CMS has repeatedly broadcast its intent to move providers to downside risk, through alternative payment models such as ACOs, or through Medicare Advantage plans, and recently even through direct contracting. With Medicare representing an average of 25 percent or more of revenues, movement toward financial risk will affect the bottom line. Commercial health plans are moving in lockstep with Medicare.
Without Prepayment, Financial Risk Mechanisms Will Surprise Providers
The future financial risk scenario could catch providers by surprise and require return of monies to health plans or Medicare, or discounts on future payments to cover the shortfall.
Specialty physicians and facilities, including academic medical centers, will be more inclined to create attractive episodic care packages to ensure market share. The need for ACOs to achieve savings or pay back money will tighten referrals, so specialty providers will need to become more price sensitive to maintain patient volume. But specialists will be pressed to live within the financial limits of those episodes.

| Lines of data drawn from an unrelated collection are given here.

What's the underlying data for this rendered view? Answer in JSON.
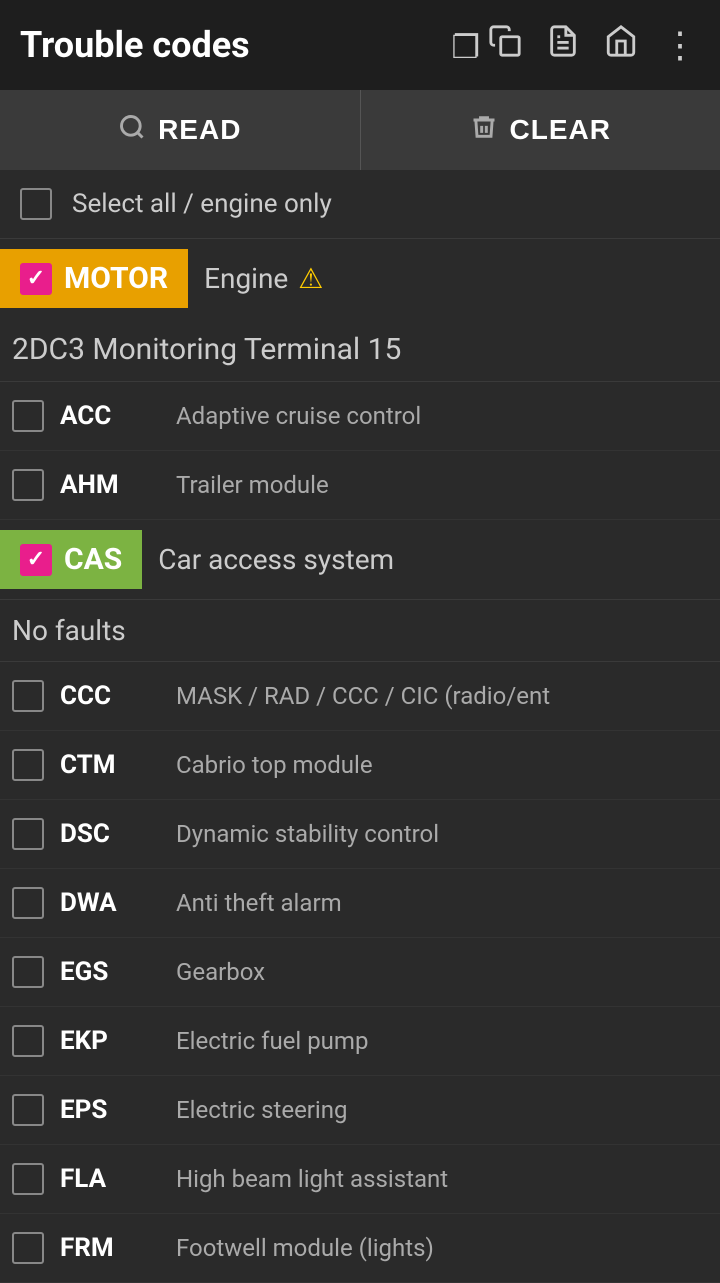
{
  "header": {
    "title": "Trouble codes",
    "icons": [
      "copy",
      "document",
      "home",
      "more"
    ]
  },
  "actions": {
    "read_label": "READ",
    "clear_label": "CLEAR"
  },
  "select_all": {
    "label": "Select all / engine only",
    "checked": false
  },
  "modules": [
    {
      "tag": "MOTOR",
      "type": "motor",
      "checked": true,
      "description": "Engine",
      "has_warning": true,
      "monitor_header": "2DC3 Monitoring Terminal 15",
      "items": [
        {
          "code": "ACC",
          "desc": "Adaptive cruise control",
          "checked": false
        },
        {
          "code": "AHM",
          "desc": "Trailer module",
          "checked": false
        }
      ]
    },
    {
      "tag": "CAS",
      "type": "cas",
      "checked": true,
      "description": "Car access system",
      "has_warning": false,
      "no_faults": "No faults",
      "items": [
        {
          "code": "CCC",
          "desc": "MASK / RAD / CCC / CIC (radio/ent",
          "checked": false
        },
        {
          "code": "CTM",
          "desc": "Cabrio top module",
          "checked": false
        },
        {
          "code": "DSC",
          "desc": "Dynamic stability control",
          "checked": false
        },
        {
          "code": "DWA",
          "desc": "Anti theft alarm",
          "checked": false
        },
        {
          "code": "EGS",
          "desc": "Gearbox",
          "checked": false
        },
        {
          "code": "EKP",
          "desc": "Electric fuel pump",
          "checked": false
        },
        {
          "code": "EPS",
          "desc": "Electric steering",
          "checked": false
        },
        {
          "code": "FLA",
          "desc": "High beam light assistant",
          "checked": false
        },
        {
          "code": "FRM",
          "desc": "Footwell module (lights)",
          "checked": false
        }
      ]
    }
  ]
}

How Providers Can Get Ahead of the Curve
Revenue management in this environment must be more focused on preservation through reducing cost, incorporating control of the total episodic and per-patient costs, and predicting outcomes for longer-term savings. Future revenue strategies should integrate clinical innovations and customer service changes into a cohesive strategy that will account for consumerism and financial risk. That strategy must include the following two key components.
Programmatic or episodic packages of services with transparent pricing. Providers must address patient financial responsibility before services are provided. They will need to establish processes that encourage value-based medical decisions along with the financial commitment, by furnishing both value and cost information to patients. They can best do so by creating service lines and programs with all-inclusive costs.
As revenues become more aligned with total cost rather than individual charges, functional charges are less relevant. Fragmented provider services and billings make it impossible for consumers to anticipate cost. Equally important, sending separate billings for services and providers also obscures episodic and total cost to provider organizations—a detriment to their ability to succeed under financial risk.
Systematic support for value-based medical decision making between patients and providers. The healthcare production line currently focuses on provision of greater volume. The need for cost control and revenue receipt will help ensure appropriate services to patients who will benefit and engage in the treatment. The difference is that, to engage, patients must be able to weigh absolute treatment benefits, risks or harms, and costs. Physicians, who must be willing participants, will need to have the time and support to partake in the medical decision-making process.
Revenue strategies linked to historical payment responsibilities will become less beneficial to providers, and even be harmful to reaching their goals. Reassessing the direction that health care is likely to take is a tricky business, because policy shifts are frequent.
However, over the long term, health care appears to be headed for an uncertain economic future, affecting both providers and consumers. Rising costs will be addressed through limits on services or payments, or both. A strategy that is built on support for customers and better arrangement of services to those customers is likely to win.
Theresa Hush is the CEO and co-founder of Roji Health Intelligence, Chicago.